We'll see if it sticks.

"Whatever insights I have are fragmentary and fleeting. I am not so much seeking anything as I am allowing the world to come to me, allowing the days to unfold, the dramas of weather and wild creatures, the many different ways the world appears to the human eye -- the colors and shapes constantly shifting."

Ok. That's all for now.

For Christmas, I'm off to meet up with my favorite people here and see Sipi Falls and maybe check out one of the traditional circumcision ceremonies of the local tribes and climb the Rainier-sized Mount Elgon, which definitely sounds like something from Lord of the Rings, and so I'm going to throw something into the fires of it. But a trip like that means pictures, so you can all look forward to seeing those.

Merry Christmas! And happy New Year!
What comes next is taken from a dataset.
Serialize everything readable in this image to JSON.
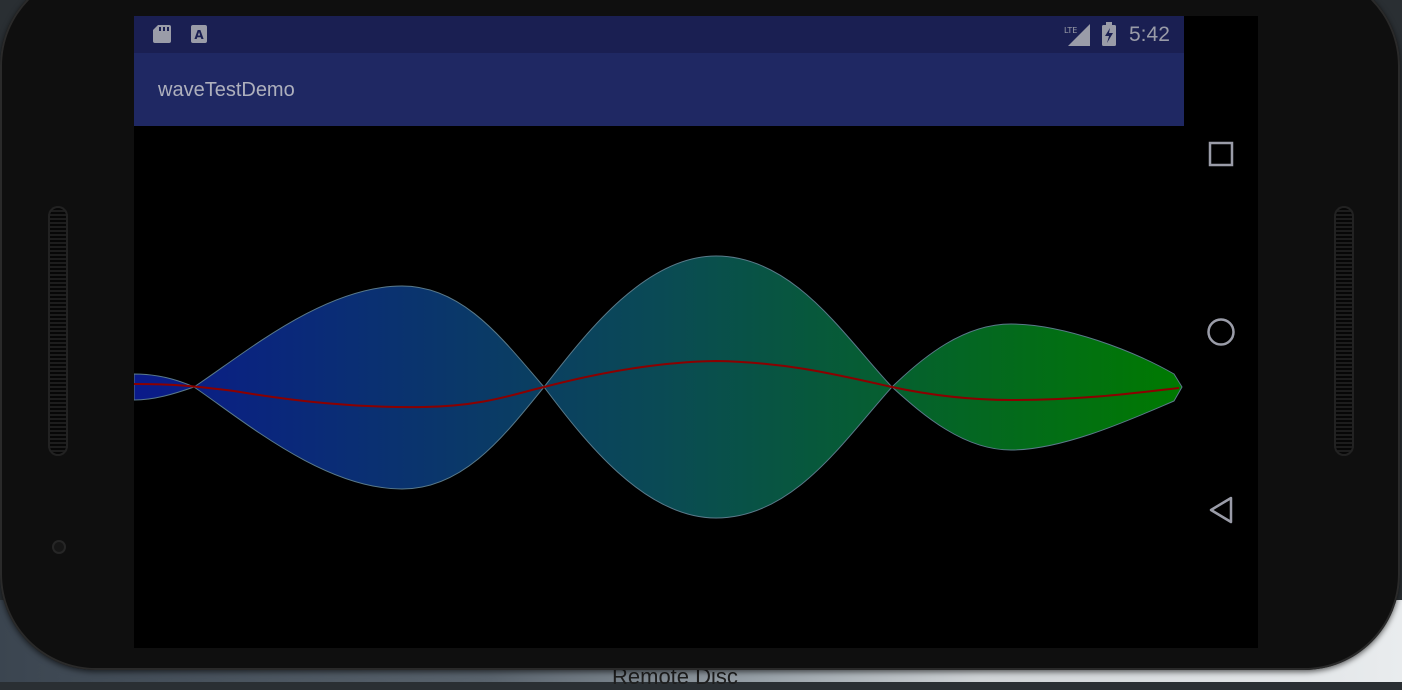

I hope it's wonderful for all of you, and for those of you who actually are enjoying a white Christmas, enjoy it.

1 comment:

  1. Love it. Merry (belated) Christmas. Looking forward to pics from Mt. Elgon!